555 ha. Geologically, the gorge within which the dam
is located, comprises strata of the Table Mountain sandstone
series in which layers of shale and tillite are included.
As the quality of the foundation material was not very
good, extensive measures for safeguarding the dam structure
and its foundations were required. These measures included:
construction of a series of tunnels in the right
flank, from which a system of drainage and grout
holes were drilled to prevent the development
of high uplift water pressures in the rock flank
construction of a thick reinforced concrete
slab against the right flank downstream of the
dam, and post-stressing thereof by means of
cables penetrating to a depth of 24 to 46 m
into the mountainside, to consolidate the rock
under the spiliway apron A comprehensive set
of observation instruments and observation points
in and on the dam wall was incorporated as part
of the normal monltoring procedure.
small hydroelectric power station with three turbines
of 1 200 kVA each was constructed on the right bank.
This makes use of the energy available from the water
discharged into the downstream canal. However, the generation
of power at this station is at present not economical.
Water is distributed to consumers by means of a system
of canals and pipelines. The main canal starts at the
dam and ends at the Loerie Balancing Dam. The canal
system consists of canals, siphons, balancing dams and
pipelines. The total length of the main canal is 97
km (72 km canal, 17 km siphons and 8 km tunnels). The
total length of the branch canals is 30 km and the total
length of the pipelines is 91 km. in addition to the
Loerie Balancing Dam, a further two balancing dams were
constructed along the route of the main canal to prevent
the wasting of water due to fluctuations of demand.
The main canal has a carrying capacity of 8,5 m3/s at
the Kouga Dam. The carrying capacity decreases
at each of the balancing dams until the ultimate caring
capacity at the point of discharge of the canal into
the loerie Dam is 3,1 m3/s.
Loerie Dam with a capacity of 3,4 million m3 consists
of an earthfill embankment with a clay core and a side
channel spillway on the left flank of the dam wall.
The dam also has a crest spillway which was added in
1983 after the earth embankment had been overtopped
on two occasions.
Kouga Dam and the main canal supply water for both
irrigation and urban use; the branch canals are used
mainly for irrigation and the Loerie Dam for urban water

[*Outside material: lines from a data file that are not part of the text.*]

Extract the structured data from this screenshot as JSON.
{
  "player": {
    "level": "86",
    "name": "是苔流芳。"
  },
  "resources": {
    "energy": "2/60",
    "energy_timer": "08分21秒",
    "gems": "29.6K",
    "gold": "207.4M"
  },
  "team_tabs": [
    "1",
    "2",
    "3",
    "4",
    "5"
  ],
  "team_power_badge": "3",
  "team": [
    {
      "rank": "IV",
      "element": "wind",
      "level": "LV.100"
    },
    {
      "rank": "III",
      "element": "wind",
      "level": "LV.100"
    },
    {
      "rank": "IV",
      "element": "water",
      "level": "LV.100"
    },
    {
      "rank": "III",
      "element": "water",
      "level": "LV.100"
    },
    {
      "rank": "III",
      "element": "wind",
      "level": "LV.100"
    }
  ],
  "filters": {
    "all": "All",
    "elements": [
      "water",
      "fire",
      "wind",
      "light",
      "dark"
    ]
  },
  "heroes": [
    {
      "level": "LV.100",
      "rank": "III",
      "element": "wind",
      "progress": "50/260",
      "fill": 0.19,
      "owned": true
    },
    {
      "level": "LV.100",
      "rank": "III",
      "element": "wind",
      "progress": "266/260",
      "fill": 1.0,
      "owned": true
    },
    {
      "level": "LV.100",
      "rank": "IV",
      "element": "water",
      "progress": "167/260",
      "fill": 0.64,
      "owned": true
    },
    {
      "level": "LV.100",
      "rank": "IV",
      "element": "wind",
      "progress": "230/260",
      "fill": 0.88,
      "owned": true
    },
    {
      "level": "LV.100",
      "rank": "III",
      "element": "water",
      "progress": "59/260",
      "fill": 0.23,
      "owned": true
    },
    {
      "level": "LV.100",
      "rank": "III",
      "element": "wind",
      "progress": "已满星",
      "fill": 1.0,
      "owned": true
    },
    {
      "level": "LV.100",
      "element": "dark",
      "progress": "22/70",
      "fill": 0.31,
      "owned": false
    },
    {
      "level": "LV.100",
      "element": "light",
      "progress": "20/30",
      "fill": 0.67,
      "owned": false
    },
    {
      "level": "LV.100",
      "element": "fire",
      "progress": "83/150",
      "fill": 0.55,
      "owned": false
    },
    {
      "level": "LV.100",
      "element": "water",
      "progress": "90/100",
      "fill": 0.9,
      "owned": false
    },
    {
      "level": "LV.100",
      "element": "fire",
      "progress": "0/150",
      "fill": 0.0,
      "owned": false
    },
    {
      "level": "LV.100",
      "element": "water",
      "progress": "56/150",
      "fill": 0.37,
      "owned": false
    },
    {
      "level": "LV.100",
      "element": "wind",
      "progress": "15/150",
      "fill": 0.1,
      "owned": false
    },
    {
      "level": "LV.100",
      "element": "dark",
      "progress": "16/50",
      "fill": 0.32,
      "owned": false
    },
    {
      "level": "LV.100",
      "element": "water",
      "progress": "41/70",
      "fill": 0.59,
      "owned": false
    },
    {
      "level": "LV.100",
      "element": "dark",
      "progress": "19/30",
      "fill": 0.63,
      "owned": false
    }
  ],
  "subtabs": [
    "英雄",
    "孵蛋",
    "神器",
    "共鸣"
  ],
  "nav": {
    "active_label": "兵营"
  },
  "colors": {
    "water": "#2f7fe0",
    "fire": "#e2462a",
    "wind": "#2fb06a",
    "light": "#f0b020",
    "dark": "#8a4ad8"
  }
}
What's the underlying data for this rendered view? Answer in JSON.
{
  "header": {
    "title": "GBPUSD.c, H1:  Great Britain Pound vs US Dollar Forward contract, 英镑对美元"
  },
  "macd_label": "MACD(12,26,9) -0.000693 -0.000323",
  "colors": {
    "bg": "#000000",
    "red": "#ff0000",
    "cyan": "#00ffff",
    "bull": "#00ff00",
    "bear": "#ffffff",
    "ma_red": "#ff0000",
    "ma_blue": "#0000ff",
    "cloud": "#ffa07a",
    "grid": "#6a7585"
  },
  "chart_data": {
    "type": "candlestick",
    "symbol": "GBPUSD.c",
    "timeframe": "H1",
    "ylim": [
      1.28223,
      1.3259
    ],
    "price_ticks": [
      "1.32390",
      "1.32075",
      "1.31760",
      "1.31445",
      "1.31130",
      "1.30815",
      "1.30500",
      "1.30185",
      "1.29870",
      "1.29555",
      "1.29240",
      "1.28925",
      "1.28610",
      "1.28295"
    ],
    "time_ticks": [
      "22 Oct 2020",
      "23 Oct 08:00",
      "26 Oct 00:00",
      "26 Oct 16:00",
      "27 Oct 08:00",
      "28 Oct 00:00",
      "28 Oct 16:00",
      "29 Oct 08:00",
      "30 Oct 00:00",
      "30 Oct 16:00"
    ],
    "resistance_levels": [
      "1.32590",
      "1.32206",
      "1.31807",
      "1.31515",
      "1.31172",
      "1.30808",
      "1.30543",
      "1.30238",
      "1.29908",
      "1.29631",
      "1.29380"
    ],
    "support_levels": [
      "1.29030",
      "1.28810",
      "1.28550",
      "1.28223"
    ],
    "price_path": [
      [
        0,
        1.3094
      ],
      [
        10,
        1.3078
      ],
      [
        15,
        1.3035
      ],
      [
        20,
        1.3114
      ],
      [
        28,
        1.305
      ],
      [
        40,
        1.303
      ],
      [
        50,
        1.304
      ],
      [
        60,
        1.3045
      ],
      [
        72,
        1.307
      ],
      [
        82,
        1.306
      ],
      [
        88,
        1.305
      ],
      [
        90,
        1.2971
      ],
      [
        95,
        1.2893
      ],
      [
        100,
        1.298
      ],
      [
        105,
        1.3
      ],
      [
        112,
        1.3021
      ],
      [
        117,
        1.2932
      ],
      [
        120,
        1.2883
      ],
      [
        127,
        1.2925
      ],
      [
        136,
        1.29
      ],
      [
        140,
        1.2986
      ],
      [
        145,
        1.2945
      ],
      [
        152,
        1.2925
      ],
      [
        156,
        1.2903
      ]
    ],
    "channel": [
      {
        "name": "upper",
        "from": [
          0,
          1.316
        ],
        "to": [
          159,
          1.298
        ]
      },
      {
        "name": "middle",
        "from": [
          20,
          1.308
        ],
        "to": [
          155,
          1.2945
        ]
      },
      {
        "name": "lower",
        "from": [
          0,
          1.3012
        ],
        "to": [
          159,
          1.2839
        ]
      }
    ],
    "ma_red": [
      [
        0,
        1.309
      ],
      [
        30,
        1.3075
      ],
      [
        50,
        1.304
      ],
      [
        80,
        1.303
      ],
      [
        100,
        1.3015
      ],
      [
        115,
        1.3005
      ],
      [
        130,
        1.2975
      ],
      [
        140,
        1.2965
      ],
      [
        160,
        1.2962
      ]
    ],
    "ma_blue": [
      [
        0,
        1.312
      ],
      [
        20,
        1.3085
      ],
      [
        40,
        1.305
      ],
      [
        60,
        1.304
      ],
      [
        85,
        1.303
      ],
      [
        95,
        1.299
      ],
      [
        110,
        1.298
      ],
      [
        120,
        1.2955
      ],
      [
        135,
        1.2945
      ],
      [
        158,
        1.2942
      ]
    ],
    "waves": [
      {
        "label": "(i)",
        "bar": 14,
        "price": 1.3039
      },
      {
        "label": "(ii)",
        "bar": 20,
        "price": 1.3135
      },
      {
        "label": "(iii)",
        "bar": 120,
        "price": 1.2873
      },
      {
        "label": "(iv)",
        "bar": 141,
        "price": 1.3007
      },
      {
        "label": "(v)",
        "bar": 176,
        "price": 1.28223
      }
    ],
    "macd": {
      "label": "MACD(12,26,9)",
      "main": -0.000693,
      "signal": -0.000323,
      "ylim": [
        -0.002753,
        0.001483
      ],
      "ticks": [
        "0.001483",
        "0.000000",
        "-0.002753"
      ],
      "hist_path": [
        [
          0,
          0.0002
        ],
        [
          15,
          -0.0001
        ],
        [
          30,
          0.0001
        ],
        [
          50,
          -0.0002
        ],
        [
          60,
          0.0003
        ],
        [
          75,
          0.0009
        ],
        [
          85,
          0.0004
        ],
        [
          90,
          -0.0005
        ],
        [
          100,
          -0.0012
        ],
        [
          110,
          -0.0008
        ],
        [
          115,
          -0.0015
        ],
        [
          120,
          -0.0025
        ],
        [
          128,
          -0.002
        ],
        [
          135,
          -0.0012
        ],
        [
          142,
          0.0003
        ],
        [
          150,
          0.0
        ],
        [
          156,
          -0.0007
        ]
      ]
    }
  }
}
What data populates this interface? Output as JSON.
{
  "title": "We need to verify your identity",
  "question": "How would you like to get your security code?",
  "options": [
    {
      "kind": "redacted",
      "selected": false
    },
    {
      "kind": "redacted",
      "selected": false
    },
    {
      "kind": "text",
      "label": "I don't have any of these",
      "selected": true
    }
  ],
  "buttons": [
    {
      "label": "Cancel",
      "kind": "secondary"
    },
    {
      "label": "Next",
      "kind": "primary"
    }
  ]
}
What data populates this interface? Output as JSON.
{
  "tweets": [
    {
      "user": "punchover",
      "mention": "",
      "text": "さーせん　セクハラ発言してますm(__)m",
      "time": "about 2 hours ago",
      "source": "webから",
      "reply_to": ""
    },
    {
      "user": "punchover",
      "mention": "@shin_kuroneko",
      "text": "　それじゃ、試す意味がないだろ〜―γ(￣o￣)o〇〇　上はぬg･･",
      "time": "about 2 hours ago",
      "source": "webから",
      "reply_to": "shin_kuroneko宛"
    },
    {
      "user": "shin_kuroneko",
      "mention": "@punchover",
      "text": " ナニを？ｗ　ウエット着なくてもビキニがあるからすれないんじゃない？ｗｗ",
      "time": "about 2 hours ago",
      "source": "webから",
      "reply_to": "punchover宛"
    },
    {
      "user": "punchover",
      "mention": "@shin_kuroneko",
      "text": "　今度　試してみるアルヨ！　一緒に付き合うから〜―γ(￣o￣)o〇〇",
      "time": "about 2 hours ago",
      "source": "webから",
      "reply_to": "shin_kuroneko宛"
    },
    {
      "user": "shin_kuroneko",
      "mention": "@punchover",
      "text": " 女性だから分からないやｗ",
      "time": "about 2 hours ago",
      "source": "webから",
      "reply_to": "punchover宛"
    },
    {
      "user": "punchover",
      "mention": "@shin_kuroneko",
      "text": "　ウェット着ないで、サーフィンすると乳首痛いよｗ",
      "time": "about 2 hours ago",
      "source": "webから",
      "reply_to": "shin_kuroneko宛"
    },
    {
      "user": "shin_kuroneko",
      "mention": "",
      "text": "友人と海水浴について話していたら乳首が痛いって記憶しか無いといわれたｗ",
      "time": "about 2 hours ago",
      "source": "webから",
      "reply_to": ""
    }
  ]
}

supply only. Water is supplied to the Port Elizabeth
Municipality's purification works at the Loerie Dam
site by means of an outlet control tower and tunnel.
the Kouga Dam, irrigation water is supplied by
means of the canal and pipeline system to 7400 ha of
scheduled ground. Every irrigator is supplied with at
least one draw-off with a selfregistertng meter, which
he himself can operate according to his needs, up to
a mamum Iimit of 8000 m3 per ha per year.
Kouga Dam was also built to serve as a flood-control
dam for floods originating from the catchment area of
the Kouga Rtver and to decrease the effects of these
floods in the lower Gamtoos area.
Valley downstream of the dam, consists of alluvial deposits
of the Ultenhage Series composed of round pebbles, shales
and clays, forming near-vertical cliffs of conglomerate.
Typical vegetation up against the slopes consists of
succulents such as elephant's food, candelabra trees
and aloes forming dense, Impenetrable thickets. Dense
thorn-trees, yellow wood, wild olive, sneeze-wood, wild
fig and many other trees and tall bush grow on the plains
and along the beds of the tributaries.